:: EXTRACTED MATERIAL
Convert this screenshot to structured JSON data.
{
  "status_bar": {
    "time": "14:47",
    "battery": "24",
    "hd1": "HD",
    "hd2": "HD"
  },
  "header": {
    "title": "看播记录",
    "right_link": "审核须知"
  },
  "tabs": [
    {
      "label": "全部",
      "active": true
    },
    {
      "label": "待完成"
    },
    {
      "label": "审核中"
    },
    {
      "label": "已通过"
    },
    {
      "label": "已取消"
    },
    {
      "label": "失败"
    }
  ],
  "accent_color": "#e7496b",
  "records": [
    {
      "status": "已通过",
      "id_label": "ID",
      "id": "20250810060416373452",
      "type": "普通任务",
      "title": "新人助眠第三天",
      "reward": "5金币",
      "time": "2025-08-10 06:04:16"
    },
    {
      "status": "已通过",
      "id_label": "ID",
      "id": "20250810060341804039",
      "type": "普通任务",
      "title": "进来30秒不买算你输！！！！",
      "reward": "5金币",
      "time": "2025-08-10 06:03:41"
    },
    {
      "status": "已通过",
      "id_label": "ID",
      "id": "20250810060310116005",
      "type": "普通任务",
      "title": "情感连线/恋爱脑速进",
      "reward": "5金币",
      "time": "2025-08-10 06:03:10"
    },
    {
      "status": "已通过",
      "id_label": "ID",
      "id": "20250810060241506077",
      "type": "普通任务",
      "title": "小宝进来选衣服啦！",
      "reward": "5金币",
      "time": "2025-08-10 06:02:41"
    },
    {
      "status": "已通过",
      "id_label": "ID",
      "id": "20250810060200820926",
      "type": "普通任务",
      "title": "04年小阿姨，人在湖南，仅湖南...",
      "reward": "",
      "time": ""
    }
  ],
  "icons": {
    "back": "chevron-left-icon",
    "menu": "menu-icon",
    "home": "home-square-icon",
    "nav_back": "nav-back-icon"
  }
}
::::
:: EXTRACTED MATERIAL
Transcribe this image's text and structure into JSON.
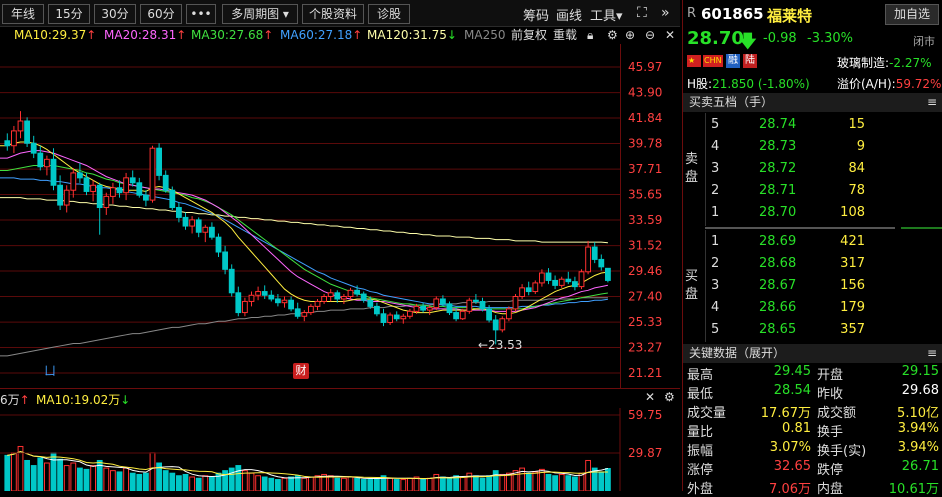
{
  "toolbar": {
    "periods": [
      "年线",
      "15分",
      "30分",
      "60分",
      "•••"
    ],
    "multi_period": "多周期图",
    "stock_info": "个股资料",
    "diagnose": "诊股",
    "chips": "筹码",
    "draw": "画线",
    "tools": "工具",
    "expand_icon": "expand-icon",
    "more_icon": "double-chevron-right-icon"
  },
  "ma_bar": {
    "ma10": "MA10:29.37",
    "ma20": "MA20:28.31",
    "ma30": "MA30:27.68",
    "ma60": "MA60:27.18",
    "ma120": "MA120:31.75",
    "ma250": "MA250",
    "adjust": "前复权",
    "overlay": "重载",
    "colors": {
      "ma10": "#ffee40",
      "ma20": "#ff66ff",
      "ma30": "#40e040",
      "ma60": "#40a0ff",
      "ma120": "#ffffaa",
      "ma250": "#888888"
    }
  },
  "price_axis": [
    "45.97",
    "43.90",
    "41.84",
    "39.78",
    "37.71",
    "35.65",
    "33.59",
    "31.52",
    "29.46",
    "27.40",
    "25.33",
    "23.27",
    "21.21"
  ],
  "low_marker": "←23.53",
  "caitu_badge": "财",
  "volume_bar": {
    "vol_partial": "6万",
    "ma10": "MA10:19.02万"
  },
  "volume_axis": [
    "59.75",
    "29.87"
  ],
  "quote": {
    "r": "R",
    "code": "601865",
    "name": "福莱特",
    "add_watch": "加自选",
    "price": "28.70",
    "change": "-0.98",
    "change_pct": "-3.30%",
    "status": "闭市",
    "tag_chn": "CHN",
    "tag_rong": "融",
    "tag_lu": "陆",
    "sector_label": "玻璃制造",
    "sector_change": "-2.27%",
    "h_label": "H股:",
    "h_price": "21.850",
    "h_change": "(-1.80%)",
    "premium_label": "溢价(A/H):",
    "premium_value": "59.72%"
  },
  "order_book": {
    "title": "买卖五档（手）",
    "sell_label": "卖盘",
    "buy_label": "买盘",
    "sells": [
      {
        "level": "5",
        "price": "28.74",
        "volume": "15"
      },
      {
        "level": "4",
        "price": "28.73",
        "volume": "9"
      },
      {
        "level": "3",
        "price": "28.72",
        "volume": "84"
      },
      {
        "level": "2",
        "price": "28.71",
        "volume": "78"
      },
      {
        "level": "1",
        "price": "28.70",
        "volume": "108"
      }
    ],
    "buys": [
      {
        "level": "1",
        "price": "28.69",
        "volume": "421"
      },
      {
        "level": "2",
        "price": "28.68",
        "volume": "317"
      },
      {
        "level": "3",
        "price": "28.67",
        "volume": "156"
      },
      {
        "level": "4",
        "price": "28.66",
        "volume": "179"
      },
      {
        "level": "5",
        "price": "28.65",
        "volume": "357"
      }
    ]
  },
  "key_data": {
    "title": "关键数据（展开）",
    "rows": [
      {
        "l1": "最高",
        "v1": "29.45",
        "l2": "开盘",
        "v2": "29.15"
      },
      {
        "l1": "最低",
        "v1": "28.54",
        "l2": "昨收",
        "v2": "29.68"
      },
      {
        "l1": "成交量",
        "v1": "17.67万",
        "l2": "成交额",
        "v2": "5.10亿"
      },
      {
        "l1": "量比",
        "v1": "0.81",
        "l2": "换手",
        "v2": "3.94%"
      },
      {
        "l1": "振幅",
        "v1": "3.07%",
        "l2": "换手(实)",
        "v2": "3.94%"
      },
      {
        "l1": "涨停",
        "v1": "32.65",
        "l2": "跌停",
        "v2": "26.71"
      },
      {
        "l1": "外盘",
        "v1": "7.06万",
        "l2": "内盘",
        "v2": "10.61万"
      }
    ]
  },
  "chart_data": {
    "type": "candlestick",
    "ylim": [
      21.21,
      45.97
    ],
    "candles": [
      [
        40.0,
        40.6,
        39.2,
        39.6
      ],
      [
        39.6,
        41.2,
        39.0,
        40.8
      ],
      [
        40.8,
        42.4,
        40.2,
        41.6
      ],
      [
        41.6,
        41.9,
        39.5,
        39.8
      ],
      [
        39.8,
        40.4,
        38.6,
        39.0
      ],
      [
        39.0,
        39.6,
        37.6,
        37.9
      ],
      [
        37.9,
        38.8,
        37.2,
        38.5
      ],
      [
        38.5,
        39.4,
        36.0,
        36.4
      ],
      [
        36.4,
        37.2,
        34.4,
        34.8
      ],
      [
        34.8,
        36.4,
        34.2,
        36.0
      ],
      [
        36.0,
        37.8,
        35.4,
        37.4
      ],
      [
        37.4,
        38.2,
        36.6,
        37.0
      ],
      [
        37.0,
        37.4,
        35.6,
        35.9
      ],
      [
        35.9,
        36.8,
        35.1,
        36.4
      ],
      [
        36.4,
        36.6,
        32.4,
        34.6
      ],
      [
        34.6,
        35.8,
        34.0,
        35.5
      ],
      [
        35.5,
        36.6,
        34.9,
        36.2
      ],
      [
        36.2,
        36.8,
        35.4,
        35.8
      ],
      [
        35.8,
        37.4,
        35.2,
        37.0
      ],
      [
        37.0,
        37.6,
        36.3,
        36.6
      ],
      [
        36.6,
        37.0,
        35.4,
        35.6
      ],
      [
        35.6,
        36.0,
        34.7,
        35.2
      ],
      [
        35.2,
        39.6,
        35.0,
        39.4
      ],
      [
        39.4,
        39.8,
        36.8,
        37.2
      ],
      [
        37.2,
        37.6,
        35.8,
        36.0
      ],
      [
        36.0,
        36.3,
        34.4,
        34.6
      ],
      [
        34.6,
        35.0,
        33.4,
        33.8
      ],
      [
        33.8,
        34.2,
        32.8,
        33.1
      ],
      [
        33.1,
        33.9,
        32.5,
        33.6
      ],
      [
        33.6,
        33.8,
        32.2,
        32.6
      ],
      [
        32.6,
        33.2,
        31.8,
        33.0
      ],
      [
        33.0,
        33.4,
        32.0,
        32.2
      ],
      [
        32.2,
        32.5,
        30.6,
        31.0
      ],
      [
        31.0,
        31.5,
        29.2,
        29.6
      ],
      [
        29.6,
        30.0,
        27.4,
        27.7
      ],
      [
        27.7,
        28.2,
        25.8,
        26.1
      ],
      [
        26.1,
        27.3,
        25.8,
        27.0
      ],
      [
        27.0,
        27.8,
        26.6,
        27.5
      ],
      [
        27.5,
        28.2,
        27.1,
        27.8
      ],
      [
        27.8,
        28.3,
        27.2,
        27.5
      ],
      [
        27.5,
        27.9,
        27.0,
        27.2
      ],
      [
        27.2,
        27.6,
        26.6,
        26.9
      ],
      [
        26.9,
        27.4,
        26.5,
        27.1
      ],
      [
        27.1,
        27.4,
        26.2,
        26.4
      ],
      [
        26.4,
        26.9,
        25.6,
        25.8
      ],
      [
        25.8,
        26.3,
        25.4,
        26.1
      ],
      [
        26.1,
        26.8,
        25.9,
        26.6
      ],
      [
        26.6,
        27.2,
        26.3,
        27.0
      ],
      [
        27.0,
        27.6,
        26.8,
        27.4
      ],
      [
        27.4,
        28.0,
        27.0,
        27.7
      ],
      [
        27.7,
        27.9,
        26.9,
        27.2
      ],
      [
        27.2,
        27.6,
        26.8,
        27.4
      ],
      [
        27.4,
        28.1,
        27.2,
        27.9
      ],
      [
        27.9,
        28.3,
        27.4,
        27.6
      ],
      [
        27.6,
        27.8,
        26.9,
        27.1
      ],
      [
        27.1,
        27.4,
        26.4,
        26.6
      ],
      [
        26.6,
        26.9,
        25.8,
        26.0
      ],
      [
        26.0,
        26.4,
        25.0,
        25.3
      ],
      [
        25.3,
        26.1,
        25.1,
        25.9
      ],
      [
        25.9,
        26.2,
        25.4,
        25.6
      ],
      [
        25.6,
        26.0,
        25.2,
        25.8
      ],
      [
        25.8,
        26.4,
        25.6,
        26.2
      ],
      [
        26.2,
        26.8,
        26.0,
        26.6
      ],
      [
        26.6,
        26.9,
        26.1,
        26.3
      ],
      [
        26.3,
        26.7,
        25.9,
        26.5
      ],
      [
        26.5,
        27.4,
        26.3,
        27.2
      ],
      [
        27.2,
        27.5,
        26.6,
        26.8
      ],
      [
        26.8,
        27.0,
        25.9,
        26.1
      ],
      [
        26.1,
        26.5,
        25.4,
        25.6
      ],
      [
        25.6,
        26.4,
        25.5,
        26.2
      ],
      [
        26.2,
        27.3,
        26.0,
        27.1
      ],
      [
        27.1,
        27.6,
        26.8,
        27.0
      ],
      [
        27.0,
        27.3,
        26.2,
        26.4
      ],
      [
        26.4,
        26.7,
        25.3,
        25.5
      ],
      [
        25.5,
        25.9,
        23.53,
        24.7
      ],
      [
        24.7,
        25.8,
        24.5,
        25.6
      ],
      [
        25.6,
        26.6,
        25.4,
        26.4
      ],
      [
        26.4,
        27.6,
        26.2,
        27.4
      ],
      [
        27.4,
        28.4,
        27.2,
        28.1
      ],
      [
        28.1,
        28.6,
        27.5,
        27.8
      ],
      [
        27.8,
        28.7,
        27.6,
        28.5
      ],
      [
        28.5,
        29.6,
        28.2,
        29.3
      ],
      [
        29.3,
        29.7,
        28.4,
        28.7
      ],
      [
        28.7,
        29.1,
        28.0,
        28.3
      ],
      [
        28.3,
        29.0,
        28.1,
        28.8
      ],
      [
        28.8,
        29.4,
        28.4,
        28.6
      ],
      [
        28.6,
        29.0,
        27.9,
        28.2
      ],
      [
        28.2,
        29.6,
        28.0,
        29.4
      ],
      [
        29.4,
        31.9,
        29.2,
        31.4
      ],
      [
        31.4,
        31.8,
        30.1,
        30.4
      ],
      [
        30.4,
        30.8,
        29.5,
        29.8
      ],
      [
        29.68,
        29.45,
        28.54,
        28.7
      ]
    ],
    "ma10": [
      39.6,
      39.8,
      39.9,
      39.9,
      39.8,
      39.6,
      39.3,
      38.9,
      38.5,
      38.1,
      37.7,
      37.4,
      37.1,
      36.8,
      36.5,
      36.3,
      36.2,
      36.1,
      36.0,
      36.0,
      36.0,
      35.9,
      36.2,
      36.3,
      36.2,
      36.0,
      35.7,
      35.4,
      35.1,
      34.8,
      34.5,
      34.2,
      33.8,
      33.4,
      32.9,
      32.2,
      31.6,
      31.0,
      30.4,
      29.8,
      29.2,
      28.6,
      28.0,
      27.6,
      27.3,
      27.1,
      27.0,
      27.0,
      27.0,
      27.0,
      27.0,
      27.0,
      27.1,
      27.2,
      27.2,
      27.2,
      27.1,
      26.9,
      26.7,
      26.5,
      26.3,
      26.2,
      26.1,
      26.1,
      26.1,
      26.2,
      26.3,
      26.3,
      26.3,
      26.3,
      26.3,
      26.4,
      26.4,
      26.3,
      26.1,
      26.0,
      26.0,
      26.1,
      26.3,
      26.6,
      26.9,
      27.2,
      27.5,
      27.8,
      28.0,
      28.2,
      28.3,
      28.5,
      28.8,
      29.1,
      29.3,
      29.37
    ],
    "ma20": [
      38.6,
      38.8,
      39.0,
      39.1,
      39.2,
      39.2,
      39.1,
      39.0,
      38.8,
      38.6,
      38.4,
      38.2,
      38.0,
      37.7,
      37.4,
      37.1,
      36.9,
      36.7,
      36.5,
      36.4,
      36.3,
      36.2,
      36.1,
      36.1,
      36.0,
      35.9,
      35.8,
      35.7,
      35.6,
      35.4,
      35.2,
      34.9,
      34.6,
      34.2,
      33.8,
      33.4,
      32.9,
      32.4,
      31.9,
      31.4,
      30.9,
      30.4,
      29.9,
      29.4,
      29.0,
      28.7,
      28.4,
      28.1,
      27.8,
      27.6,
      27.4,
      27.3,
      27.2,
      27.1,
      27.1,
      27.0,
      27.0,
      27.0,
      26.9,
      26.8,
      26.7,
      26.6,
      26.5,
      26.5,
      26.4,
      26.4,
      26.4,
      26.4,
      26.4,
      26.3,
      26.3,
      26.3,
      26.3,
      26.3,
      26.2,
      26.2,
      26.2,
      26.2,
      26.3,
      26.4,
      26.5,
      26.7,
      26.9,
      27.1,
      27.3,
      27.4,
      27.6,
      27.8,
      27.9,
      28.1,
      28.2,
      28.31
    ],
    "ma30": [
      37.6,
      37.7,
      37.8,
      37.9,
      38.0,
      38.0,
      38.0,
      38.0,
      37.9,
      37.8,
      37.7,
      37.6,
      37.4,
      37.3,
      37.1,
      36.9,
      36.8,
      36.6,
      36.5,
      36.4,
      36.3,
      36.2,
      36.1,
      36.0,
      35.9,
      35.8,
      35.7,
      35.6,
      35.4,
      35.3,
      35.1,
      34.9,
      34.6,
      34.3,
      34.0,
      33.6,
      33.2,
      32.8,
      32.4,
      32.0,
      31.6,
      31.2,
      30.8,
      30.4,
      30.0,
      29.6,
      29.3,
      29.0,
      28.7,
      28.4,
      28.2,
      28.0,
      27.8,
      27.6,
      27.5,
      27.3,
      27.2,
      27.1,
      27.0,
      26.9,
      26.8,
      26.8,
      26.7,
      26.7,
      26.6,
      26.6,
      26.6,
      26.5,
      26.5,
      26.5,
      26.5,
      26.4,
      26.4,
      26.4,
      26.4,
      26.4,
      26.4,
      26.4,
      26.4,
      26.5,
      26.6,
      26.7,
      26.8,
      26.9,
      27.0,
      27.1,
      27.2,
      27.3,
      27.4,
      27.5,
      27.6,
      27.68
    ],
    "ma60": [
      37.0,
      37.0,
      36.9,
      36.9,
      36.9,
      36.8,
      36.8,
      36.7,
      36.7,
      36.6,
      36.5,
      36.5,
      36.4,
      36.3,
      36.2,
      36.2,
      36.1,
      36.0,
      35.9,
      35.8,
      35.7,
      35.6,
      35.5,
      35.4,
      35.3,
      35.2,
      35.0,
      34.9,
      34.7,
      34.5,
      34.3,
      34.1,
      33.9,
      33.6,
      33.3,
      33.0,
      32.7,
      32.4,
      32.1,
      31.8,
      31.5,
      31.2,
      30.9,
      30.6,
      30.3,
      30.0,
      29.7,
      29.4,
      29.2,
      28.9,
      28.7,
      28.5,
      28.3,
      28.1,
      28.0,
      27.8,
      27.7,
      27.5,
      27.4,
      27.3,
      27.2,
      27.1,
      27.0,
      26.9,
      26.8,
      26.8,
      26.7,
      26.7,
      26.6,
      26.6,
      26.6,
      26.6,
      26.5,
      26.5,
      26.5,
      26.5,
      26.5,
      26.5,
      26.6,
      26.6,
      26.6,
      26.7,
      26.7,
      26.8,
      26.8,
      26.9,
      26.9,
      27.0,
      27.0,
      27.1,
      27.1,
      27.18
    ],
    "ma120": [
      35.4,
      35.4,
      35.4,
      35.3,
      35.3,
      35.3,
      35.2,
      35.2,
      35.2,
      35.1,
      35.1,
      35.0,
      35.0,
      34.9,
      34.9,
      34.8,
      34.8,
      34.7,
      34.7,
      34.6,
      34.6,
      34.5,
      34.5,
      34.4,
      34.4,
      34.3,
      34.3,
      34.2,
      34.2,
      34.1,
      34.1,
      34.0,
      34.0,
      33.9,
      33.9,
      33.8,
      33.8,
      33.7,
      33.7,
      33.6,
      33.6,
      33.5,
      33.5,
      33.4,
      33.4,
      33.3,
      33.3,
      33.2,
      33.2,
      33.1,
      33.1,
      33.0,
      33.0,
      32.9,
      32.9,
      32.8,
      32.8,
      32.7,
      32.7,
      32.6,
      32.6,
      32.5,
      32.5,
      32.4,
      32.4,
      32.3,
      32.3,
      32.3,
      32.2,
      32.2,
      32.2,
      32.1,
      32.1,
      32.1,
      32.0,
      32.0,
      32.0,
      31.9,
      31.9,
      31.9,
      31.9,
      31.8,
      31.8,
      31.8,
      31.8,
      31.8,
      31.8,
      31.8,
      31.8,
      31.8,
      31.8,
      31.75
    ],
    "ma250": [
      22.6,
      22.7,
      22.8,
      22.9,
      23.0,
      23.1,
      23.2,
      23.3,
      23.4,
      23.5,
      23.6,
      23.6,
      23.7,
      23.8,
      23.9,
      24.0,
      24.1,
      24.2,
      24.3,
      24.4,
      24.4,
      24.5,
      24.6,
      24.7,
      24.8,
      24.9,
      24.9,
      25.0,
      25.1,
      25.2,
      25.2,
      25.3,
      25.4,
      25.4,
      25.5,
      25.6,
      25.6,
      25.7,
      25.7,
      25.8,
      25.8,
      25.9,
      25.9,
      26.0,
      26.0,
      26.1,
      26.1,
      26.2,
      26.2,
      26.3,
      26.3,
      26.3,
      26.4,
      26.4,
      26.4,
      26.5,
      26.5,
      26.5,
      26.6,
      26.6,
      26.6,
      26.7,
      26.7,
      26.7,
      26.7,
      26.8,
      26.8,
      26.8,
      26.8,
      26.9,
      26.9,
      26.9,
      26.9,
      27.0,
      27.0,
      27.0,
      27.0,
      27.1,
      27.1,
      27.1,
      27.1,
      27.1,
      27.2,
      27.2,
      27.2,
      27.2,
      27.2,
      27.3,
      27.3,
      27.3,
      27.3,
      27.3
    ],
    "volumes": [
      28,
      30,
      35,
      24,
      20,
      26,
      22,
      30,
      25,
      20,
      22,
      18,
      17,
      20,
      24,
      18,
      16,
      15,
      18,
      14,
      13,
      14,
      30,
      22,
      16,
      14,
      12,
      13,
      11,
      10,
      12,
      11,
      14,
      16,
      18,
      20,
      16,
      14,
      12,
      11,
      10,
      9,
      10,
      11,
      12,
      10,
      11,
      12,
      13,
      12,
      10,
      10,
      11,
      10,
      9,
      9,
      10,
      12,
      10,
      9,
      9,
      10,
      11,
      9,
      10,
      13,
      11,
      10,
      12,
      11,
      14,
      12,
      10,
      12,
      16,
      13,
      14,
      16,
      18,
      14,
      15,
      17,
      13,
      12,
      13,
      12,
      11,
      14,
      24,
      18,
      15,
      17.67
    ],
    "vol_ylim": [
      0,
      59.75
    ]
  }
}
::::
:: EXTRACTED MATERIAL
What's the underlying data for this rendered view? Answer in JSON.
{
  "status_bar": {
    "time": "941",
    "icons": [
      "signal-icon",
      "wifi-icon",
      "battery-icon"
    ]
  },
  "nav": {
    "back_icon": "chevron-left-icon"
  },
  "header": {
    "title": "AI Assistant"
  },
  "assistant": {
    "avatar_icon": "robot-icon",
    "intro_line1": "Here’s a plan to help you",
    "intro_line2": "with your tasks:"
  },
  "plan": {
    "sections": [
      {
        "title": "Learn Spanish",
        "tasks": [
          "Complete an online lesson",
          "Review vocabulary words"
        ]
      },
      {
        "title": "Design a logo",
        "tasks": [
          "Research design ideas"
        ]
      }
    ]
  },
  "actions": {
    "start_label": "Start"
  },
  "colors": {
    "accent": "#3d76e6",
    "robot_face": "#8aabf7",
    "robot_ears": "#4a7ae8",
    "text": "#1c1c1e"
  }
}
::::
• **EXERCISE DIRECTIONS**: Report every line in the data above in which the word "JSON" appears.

• **RESPONSE TO THE TASK**:
Convert this screenshot to structured JSON data.
Transcribe this image's text and structure into JSON.
What's the underlying data for this rendered view? Answer in JSON.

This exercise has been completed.